Your task is to return all of the records exactly, minus any images.
━━ Data for processing ━━
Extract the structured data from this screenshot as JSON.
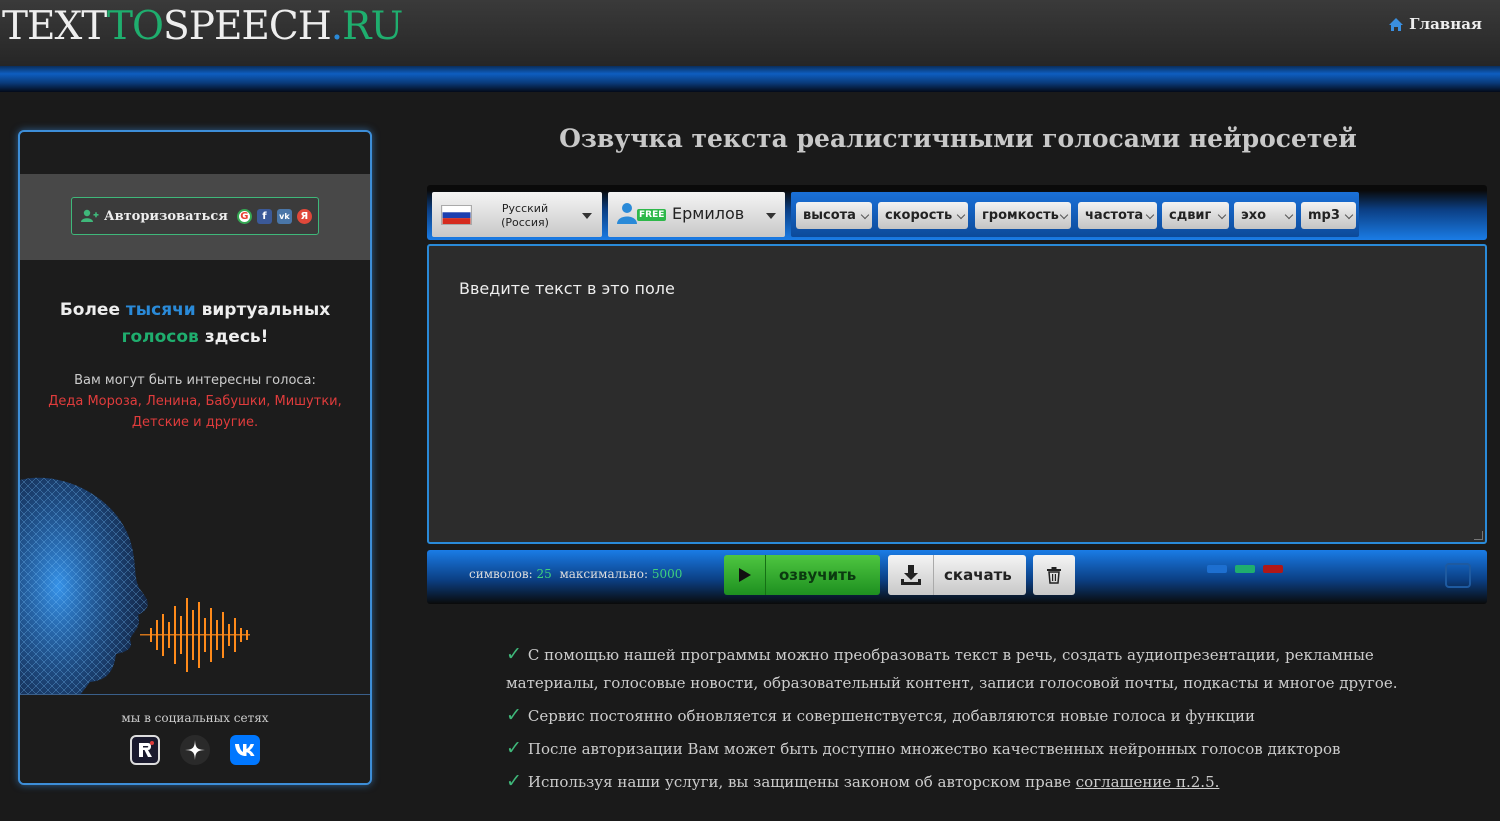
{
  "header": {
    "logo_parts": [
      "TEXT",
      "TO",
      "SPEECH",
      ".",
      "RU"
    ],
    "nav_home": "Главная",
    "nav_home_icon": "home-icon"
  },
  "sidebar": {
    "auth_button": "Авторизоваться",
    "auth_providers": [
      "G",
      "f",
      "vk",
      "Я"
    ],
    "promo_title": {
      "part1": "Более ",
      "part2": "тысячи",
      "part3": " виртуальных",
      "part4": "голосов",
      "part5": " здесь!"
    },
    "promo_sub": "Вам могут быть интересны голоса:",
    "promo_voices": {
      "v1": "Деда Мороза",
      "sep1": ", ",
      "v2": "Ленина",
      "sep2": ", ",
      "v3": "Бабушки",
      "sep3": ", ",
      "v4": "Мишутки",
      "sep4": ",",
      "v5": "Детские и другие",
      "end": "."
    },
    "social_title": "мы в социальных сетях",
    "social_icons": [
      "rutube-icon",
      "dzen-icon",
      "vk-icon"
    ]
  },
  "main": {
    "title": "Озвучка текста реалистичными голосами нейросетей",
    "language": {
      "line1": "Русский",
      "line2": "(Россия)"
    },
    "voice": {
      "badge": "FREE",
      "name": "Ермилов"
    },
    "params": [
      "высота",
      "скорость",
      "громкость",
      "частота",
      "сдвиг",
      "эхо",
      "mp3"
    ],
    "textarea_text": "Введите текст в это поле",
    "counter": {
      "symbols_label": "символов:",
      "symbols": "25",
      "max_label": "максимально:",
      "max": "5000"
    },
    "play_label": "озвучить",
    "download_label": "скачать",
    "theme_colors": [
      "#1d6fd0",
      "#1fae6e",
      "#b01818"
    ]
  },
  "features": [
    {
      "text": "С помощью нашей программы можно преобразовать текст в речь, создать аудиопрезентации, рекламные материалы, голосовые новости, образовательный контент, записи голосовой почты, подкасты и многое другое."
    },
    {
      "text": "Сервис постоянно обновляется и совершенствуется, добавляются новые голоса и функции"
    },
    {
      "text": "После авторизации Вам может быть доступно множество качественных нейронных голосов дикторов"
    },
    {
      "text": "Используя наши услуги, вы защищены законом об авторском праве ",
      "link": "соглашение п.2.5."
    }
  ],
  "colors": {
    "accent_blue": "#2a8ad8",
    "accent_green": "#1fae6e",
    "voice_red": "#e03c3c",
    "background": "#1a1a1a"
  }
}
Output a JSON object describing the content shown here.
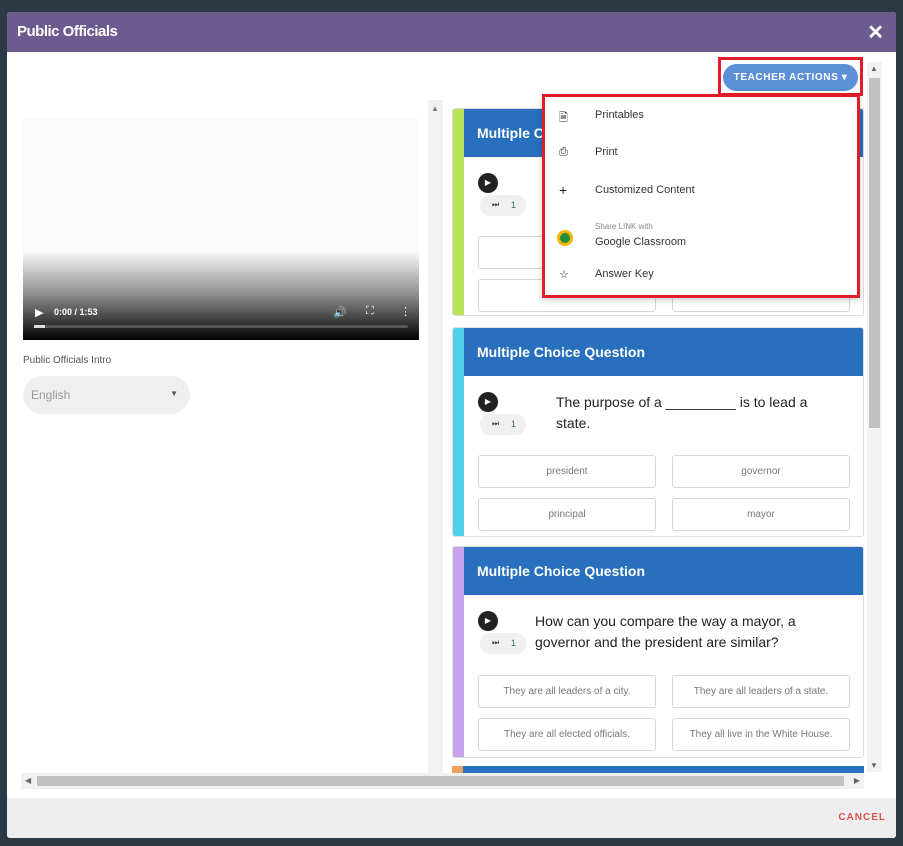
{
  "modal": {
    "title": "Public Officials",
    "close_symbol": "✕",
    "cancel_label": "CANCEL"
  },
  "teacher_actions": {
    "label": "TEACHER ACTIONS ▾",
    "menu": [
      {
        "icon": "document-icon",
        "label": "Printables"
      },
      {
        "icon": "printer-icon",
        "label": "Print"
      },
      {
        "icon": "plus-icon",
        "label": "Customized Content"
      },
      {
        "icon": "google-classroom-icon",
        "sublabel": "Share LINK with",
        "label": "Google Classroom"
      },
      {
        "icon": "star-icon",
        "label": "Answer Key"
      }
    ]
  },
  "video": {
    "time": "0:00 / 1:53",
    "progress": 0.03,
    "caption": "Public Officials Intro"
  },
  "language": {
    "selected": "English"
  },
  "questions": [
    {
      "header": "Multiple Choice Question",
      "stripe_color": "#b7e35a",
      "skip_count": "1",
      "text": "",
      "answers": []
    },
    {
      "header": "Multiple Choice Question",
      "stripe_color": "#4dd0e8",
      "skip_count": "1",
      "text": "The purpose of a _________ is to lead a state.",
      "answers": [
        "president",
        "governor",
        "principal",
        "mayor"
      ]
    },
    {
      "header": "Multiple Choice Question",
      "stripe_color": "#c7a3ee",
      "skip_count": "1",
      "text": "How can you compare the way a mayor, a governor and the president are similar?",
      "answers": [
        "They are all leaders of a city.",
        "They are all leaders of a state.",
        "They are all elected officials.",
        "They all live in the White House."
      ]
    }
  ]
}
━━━
» Exercise answer:
Extract the structured data from this screenshot as JSON.
{
  "header": {
    "logo_parts": [
      "TEXT",
      "TO",
      "SPEECH",
      ".",
      "RU"
    ],
    "nav_home": "Главная",
    "nav_home_icon": "home-icon"
  },
  "sidebar": {
    "auth_button": "Авторизоваться",
    "auth_providers": [
      "G",
      "f",
      "vk",
      "Я"
    ],
    "promo_title": {
      "part1": "Более ",
      "part2": "тысячи",
      "part3": " виртуальных",
      "part4": "голосов",
      "part5": " здесь!"
    },
    "promo_sub": "Вам могут быть интересны голоса:",
    "promo_voices": {
      "v1": "Деда Мороза",
      "sep1": ", ",
      "v2": "Ленина",
      "sep2": ", ",
      "v3": "Бабушки",
      "sep3": ", ",
      "v4": "Мишутки",
      "sep4": ",",
      "v5": "Детские и другие",
      "end": "."
    },
    "social_title": "мы в социальных сетях",
    "social_icons": [
      "rutube-icon",
      "dzen-icon",
      "vk-icon"
    ]
  },
  "main": {
    "title": "Озвучка текста реалистичными голосами нейросетей",
    "language": {
      "line1": "Русский",
      "line2": "(Россия)"
    },
    "voice": {
      "badge": "FREE",
      "name": "Ермилов"
    },
    "params": [
      "высота",
      "скорость",
      "громкость",
      "частота",
      "сдвиг",
      "эхо",
      "mp3"
    ],
    "textarea_text": "Введите текст в это поле",
    "counter": {
      "symbols_label": "символов:",
      "symbols": "25",
      "max_label": "максимально:",
      "max": "5000"
    },
    "play_label": "озвучить",
    "download_label": "скачать",
    "theme_colors": [
      "#1d6fd0",
      "#1fae6e",
      "#b01818"
    ]
  },
  "features": [
    {
      "text": "С помощью нашей программы можно преобразовать текст в речь, создать аудиопрезентации, рекламные материалы, голосовые новости, образовательный контент, записи голосовой почты, подкасты и многое другое."
    },
    {
      "text": "Сервис постоянно обновляется и совершенствуется, добавляются новые голоса и функции"
    },
    {
      "text": "После авторизации Вам может быть доступно множество качественных нейронных голосов дикторов"
    },
    {
      "text": "Используя наши услуги, вы защищены законом об авторском праве ",
      "link": "соглашение п.2.5."
    }
  ],
  "colors": {
    "accent_blue": "#2a8ad8",
    "accent_green": "#1fae6e",
    "voice_red": "#e03c3c",
    "background": "#1a1a1a"
  }
}
Output a JSON object describing the content shown here.
{
  "modal": {
    "title": "Public Officials",
    "close_symbol": "✕",
    "cancel_label": "CANCEL"
  },
  "teacher_actions": {
    "label": "TEACHER ACTIONS ▾",
    "menu": [
      {
        "icon": "document-icon",
        "label": "Printables"
      },
      {
        "icon": "printer-icon",
        "label": "Print"
      },
      {
        "icon": "plus-icon",
        "label": "Customized Content"
      },
      {
        "icon": "google-classroom-icon",
        "sublabel": "Share LINK with",
        "label": "Google Classroom"
      },
      {
        "icon": "star-icon",
        "label": "Answer Key"
      }
    ]
  },
  "video": {
    "time": "0:00 / 1:53",
    "progress": 0.03,
    "caption": "Public Officials Intro"
  },
  "language": {
    "selected": "English"
  },
  "questions": [
    {
      "header": "Multiple Choice Question",
      "stripe_color": "#b7e35a",
      "skip_count": "1",
      "text": "",
      "answers": []
    },
    {
      "header": "Multiple Choice Question",
      "stripe_color": "#4dd0e8",
      "skip_count": "1",
      "text": "The purpose of a _________ is to lead a state.",
      "answers": [
        "president",
        "governor",
        "principal",
        "mayor"
      ]
    },
    {
      "header": "Multiple Choice Question",
      "stripe_color": "#c7a3ee",
      "skip_count": "1",
      "text": "How can you compare the way a mayor, a governor and the president are similar?",
      "answers": [
        "They are all leaders of a city.",
        "They are all leaders of a state.",
        "They are all elected officials.",
        "They all live in the White House."
      ]
    }
  ]
}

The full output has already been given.